Aer Lingus dispute may cause disruptions
AER LINGUS passengers could face disruption in coming weeks after talks aimed at finding a solution to the €748 million hole in an aviation workers’ pension plan were suspended last night.
The airline met trade union representatives at the Labour Relations Commission (LRC) yesterday in the latest bid to find a way of plugging the €748 million shortfall in the Irish Airlines Superannuation Scheme (IASS), operated jointly by Aer Lingus, Dublin Airport Authority (DAA) and SR Technics.
The LRC adjourned talks between the airline and the unions “indefinitely” to allow the unions to clarify a claim that the DAA had offered a deal involving paying retiring workers 85 per cent of final incomes.
After yesterday’s meeting, the biggest union involved, Siptu, said that industrial action was the only option remaining for workers at the airline, which it said had already refused to go to the Labour Court.
The airline said it was disappointed at the lack of progress. “Aer Lingus believes that today’s discussions have been overshadowed and hampered by an interpretation by union groups that a proposal targeting ‘85 per cent of final incomes’ has been agreed with the DAA,” the company’s statement said.
It emerged last week that a memo circulated by trade union Impact stated that the DAA offered to pay €55 million into workers’ pension pots and could receive payments of 78 per cent of final income on retirement.
However, the authority subsequently denied that it had made a €55 million offer to trade unions and said in a statement that its position was aligned with Aer Lingus.
The DAA is due to meet unions next week.
Aer Lingus said yesterday that the DAA had confirmed to it directly that its offer to unions did not involve “any such” level of pension coverage.
“We encourage the union groups and the DAA to resume their discussions to clarify their positions,” the airline said.
“We continue to seek to achieve a fair outcome that improves the pension prospects of affected IASS members in a way that will balance the interests of all parties including shareholders.”
Aer Lingus said that it remained available to resume talks and added that the LRC was the appropriate forum for this.
The parties have been wrestling with the pension issue for some time.
It emerged last month that the scheme had a €748 million deficit at the end of May.
According to a document circulated last month, in the event of the scheme being wound up, the trustee would purchase guaranteed annuities to secure pensions in payment, but active and deferred members would receive only 15 per cent of the statutory entitlement.
Employers had proposed that the IASS scheme be frozen.

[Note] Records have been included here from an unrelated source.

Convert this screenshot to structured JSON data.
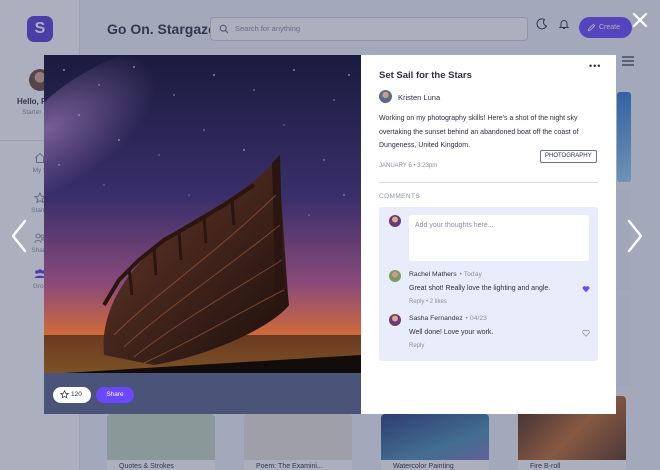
{
  "app": {
    "title": "Go On. Stargaze.",
    "search_placeholder": "Search for anything",
    "create_label": "Create",
    "logo_glyph": "S"
  },
  "sidebar": {
    "greeting": "Hello, R",
    "subtitle": "Starter",
    "items": [
      {
        "label": "My S",
        "icon": "home-icon"
      },
      {
        "label": "Starre",
        "icon": "star-icon"
      },
      {
        "label": "Share",
        "icon": "people-icon"
      },
      {
        "label": "Grou",
        "icon": "group-icon"
      }
    ]
  },
  "gallery": {
    "cards": [
      {
        "caption": "Quotes & Strokes",
        "color": "#c9d8c2"
      },
      {
        "caption": "Poem: The Examini...",
        "color": "#e8e4da"
      },
      {
        "caption": "Watercolor Painting",
        "color": "#3d4f9a"
      },
      {
        "caption": "Fire B-roll",
        "color": "#7a4a2a"
      }
    ]
  },
  "post": {
    "title": "Set Sail for the Stars",
    "author": "Kristen Luna",
    "body": "Working on my photography skills! Here’s a shot of the night sky overtaking the sunset behind an abandoned boat off the coast of Dungeness, United Kingdom.",
    "date": "JANUARY 6 • 3:23pm",
    "tag": "PHOTOGRAPHY",
    "likes": "120",
    "share_label": "Share"
  },
  "comments": {
    "heading": "COMMENTS",
    "input_placeholder": "Add your thoughts here...",
    "items": [
      {
        "author": "Rachel Mathers",
        "when": "• Today",
        "text": "Great shot! Really love the lighting and angle.",
        "reply_label": "Reply",
        "likes_label": "• 2 likes",
        "liked": true
      },
      {
        "author": "Sasha Fernandez",
        "when": "• 04/23",
        "text": "Well done! Love your work.",
        "reply_label": "Reply",
        "likes_label": "",
        "liked": false
      }
    ]
  },
  "colors": {
    "accent": "#6b48ff",
    "overlay": "#364064",
    "comment_bg": "#e9ecfa"
  }
}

They wanted the trustees to adjust accrued benefits for active and deferred members while also purchasing sovereign annuities for current and future pensioners.
This was recommended by the LRC, with a few amendments.